This month, Gedling-based counsellor Elaine Bond talks about how Covid-19 can challenge our key values and beliefs…
England is heading into another lockdown, which will mean our lives will be restricted even further, people will be feeling angry, depressed, or anxious. This is often because our beliefs and values have been challenged
There is a difference between the two., A belief is a conviction of something we believe to be true and we do not need any proof of it. Its ingrained and learnt early in life. Beliefs are based on assumptions made by reading, being taught and experienced. They are often generalizations and affect how we look at life, our behaviour and what our values are. They are the brain’s short cut to make sense of the world based on these beliefs (facts to our brain) and they make great predictions for us to trust in. They are also key in our self-concept and how we define ourselves to people, so we defend our beliefs adamantly.
In my work challenging beliefs is one of the hardest parts of what I do. Beliefs in freedom, self-actualization and the right to work are all being challenged by Covid 19.
When our beliefs are challenged by something that we have no control over, we start to question our world view. Some people call this a culture shock and boy, has Covid 19 been one of those.
Our whole belief system becomes shaky when more than one belief is questioned and, so as our beliefs are such an important part of how we see ourselves, we begin to ask that question ‘who am I now?’ This makes us wonder ‘was I wrong to believe this in the first place?’
On top of that, when our ingrained beliefs are challenged our brain feels we are being threatened. This sets off a chain of physiological reactions, like fight or flight, as either we will defend our beliefs up to and including attacking those who do not believe what we do, or we will run away as we feel in danger. Even worse, we could end up with the dorsal nerve reaction of freeze, and we cannot move or become isolated and inert.
Values are principles or standards of behaviour we feel are important and they shape our morals, character, and behaviour. We see right and wrong based on our values, like a personal code of conduct. Of course, everyone has different values, so we all have a different code of conduct.
“Values are more likely to change over time and are not so rigid as beliefs. Values are usually split into a few areas like integrity, achievement, intelligence, spirituality, creativity, freedom, courage, order, enjoyment, health, and presence.” – Jeffery,S

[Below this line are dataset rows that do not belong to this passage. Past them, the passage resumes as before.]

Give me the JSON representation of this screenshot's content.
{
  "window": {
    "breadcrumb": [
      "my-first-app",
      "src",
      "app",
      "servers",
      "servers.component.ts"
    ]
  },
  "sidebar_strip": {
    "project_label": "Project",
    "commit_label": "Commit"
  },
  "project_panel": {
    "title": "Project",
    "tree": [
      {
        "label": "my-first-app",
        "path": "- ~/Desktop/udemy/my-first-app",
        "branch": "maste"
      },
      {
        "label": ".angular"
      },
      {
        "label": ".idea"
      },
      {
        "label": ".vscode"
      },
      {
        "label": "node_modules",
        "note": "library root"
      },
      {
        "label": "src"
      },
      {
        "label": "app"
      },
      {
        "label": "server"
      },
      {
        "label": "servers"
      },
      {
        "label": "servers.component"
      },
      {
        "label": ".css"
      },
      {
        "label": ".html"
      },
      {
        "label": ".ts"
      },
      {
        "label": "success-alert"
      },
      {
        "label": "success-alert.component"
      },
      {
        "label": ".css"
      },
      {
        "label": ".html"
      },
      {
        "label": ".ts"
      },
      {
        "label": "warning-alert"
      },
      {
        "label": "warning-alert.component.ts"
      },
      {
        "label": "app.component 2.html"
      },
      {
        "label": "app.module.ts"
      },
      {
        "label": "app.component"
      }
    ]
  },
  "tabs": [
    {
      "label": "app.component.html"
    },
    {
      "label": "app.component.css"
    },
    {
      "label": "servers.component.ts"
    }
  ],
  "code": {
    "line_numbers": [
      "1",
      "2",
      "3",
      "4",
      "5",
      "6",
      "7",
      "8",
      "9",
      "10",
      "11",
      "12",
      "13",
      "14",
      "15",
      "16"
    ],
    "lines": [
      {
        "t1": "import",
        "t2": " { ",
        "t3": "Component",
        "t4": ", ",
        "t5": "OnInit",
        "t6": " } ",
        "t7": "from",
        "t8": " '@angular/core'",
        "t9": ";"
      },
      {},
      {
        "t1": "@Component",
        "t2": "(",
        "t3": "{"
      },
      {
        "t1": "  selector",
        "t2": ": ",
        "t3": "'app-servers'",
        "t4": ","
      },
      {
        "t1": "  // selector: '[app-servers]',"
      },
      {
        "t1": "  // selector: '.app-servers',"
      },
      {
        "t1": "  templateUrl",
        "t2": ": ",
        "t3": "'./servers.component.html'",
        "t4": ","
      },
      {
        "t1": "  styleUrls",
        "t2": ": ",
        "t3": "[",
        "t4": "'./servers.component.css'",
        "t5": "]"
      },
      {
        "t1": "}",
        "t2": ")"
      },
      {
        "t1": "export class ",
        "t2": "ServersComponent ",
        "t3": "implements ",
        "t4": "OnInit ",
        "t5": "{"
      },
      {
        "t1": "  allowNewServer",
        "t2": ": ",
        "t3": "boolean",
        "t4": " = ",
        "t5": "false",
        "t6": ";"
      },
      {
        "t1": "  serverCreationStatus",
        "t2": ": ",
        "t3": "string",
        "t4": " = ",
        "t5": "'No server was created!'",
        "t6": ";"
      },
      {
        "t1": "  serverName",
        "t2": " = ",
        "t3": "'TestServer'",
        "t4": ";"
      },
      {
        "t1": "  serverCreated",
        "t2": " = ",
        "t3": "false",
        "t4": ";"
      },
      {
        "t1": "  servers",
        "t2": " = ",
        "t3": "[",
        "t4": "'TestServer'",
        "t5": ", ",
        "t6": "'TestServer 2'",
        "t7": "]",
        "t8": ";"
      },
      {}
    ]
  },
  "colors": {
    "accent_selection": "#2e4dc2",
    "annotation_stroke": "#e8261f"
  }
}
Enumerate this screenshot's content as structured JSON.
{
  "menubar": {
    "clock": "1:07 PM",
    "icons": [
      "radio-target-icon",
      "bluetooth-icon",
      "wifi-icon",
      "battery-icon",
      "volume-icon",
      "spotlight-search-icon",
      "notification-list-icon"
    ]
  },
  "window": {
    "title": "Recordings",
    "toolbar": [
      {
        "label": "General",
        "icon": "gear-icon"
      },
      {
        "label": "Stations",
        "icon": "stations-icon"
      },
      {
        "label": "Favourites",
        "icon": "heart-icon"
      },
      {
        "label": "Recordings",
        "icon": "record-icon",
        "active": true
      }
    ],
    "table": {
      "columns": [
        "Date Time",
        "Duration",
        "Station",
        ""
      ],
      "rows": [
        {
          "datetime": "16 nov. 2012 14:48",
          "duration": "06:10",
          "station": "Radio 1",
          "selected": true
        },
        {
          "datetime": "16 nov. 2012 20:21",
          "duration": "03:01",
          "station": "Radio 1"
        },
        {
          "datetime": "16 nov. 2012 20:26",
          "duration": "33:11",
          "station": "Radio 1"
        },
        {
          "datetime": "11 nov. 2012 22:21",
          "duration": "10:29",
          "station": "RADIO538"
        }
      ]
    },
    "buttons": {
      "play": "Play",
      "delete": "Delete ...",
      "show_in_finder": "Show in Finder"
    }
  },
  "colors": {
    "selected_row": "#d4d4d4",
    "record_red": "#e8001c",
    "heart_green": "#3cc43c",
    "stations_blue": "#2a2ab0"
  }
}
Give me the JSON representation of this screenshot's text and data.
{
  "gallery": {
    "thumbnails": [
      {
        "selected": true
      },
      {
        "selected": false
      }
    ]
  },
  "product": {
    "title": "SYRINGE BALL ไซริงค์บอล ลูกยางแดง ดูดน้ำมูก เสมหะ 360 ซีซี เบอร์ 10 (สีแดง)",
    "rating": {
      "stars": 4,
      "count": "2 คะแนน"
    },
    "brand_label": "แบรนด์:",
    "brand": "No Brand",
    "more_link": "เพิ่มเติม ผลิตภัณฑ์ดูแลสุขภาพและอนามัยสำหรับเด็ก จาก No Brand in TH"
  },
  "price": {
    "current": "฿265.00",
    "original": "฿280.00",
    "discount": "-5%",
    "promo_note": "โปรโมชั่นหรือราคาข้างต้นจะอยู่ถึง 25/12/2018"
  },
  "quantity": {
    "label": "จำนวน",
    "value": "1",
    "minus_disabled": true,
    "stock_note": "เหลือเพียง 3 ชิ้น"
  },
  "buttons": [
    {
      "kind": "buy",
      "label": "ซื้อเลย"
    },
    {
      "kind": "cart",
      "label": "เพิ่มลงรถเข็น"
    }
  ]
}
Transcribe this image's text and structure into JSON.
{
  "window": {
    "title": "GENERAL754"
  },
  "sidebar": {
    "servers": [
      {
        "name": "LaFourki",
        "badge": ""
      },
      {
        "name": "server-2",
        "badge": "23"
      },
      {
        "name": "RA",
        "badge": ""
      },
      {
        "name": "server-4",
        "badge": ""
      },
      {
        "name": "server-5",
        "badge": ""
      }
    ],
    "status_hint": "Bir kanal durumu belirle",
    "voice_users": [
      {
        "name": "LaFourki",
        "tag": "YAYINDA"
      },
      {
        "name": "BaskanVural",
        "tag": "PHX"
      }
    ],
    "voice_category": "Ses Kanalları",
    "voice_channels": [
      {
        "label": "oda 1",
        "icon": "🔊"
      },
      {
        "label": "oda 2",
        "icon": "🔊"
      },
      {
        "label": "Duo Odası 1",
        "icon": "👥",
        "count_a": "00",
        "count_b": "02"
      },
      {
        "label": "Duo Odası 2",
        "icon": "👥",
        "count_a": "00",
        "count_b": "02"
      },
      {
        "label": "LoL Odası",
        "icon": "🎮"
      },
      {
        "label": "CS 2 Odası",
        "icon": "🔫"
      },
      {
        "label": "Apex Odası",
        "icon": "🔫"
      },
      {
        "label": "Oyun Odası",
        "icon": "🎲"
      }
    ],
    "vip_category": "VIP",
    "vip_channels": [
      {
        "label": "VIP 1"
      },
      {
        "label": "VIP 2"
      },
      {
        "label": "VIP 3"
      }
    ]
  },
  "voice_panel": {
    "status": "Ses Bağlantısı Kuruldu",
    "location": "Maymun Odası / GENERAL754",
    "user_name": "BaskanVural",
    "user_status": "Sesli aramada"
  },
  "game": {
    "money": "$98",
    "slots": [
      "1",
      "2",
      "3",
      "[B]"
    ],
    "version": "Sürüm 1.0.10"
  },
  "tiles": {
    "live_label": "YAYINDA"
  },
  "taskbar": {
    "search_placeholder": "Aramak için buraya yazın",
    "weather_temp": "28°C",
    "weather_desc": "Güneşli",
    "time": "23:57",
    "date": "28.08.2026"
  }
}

Values are what guide us towards our career, our choices in partners and our even down to how much we will compromise.
Values are what guide us towards our career, our choices in partners and our even down to how much we will compromise. For example, I have a value of a fair, equal and equitable workplace and have left roles when this has not been part of the culture there. In fact, this belief has empowered me to become a safeguarding and equality consultant.
When our values are challenged, we find ourselves returning to bad habits (such as eating too much, drinking etc) or becoming childish just to make ourselves feel better. I recognise a few of those in there for me so how about you?
So, what can we do to deal with these challenges made by Covid 19 to the things we hold important?
Starting with beliefs, its often a good idea to write a lifeline or life story to see where we first got our core beliefs from. Then we can see if we have evidence for them, how they are being challenged and either review our belief or find a way to minimise the impact of the challenge we are feeling right now.
As for values, there are lots of good websites on the internet where you can look at values and work with them. But defining values first is important.
- Identifying times when we were happy, what, who, where and when?
- Finding times, we were proud, why, who and when
- Looking for times when we felt fulfilled – why and when
Then we can find our key values in all these areas and break it down to 5 or 6 key values.
Now we can see what our code of conduct is and use it to help us deal with Covid 19. For example, if uniqueness is a key value, then finding ways to work from home which is unique and creative is important. It may be that time should be spent on find ways to being having uniqueness to our home or clothes. There is lots of choice on the internet.
We all need to remember we can only control what we can right now by prioritising our self-care and self-development as much as we can.
Elaine Bond Counselling